Preventing central line-associated bloodstream infections is among the top quality improvement initiatives under way at hospitals across California. Central line-associated bloodstream infections (CLABSIs) are one of the most deadly types of healthcare-associated infections (HAIs).
CLABSIs occur when bacteria or other germs enter a catheter used to administer medications and other fluids directly into the bloodstream. An estimated 250,000 to 500,000 CLABSIs occur in hospitals nationwide each year. California is one of 28 states that require public reporting of HAIs, including CLABSIs.

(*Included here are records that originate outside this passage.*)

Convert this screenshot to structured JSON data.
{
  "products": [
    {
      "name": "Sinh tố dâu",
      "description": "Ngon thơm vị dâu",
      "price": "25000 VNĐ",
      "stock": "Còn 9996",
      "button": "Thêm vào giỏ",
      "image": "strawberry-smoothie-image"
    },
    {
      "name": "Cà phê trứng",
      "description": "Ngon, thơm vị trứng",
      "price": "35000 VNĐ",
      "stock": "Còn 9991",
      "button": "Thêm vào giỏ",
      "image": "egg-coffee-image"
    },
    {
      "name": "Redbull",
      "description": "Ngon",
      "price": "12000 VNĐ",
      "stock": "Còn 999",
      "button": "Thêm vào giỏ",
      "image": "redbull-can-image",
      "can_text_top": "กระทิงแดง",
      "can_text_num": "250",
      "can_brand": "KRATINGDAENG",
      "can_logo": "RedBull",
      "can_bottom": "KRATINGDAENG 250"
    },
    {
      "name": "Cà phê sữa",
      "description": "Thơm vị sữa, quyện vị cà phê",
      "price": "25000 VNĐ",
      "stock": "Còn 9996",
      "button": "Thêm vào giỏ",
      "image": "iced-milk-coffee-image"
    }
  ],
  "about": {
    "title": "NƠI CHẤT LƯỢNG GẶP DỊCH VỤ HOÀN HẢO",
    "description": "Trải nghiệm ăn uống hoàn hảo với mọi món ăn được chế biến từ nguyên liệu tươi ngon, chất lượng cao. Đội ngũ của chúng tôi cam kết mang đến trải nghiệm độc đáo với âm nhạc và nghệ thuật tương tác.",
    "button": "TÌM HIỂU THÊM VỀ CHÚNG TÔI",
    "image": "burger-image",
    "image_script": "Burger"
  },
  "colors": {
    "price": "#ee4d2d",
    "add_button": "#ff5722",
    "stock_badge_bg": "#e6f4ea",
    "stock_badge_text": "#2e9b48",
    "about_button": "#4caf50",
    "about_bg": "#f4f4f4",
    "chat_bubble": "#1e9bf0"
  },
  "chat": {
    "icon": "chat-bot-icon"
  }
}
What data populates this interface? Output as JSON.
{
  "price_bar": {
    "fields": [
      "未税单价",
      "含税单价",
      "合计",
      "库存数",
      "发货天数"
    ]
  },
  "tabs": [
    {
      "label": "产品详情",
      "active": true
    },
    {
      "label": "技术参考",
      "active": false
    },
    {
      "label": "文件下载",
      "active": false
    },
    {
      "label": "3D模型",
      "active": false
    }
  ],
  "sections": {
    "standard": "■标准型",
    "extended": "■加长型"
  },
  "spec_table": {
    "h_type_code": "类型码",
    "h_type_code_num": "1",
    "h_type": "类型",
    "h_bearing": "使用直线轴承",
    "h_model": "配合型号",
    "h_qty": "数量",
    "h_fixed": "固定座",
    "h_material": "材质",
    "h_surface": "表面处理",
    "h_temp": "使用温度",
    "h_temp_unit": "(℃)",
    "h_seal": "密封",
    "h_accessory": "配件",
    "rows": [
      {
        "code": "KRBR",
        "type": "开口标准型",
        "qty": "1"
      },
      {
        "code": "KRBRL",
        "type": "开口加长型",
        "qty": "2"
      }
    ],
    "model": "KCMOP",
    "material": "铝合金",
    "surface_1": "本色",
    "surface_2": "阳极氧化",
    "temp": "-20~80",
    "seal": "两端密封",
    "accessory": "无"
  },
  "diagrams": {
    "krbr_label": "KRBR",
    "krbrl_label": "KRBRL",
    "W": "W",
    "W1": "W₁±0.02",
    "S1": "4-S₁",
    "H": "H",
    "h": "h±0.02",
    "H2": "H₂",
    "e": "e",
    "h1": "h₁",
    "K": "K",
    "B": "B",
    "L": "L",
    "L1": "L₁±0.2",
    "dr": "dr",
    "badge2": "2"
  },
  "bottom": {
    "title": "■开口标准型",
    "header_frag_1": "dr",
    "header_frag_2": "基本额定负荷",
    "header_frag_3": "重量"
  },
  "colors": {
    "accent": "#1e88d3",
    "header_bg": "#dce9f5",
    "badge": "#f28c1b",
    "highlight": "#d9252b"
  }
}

Hospital-related infections like sepsis are important to catch early. That’s why San Diego hospitals are involved in a statewide initiative to prevent these infections. KPBS Health Reporter Kenny Goldberg takes a look at what one San Diego hospital is doing to protect patients.
With more than 140 central lines in place on any given day, Cedars-Sinai Medical Center in Los Angeles has virtually eliminated central line-associated blood stream infections from multidrug-resistant organisms (MDRO), while dramatically reducing other CLABSIs throughout the hospital.
Many hospital systems bring their employees and medical staffs together to implement quality of care improvement projects. One such example is Adventist Health based in Roseville. In 2007, 10 of the system’s hospitals joined with 36 facilities that are part of Adventist Health System, based in Florida, with the goal of eliminating CLABSIs. The hospitals partnered with a team of researchers from Johns Hopkins University.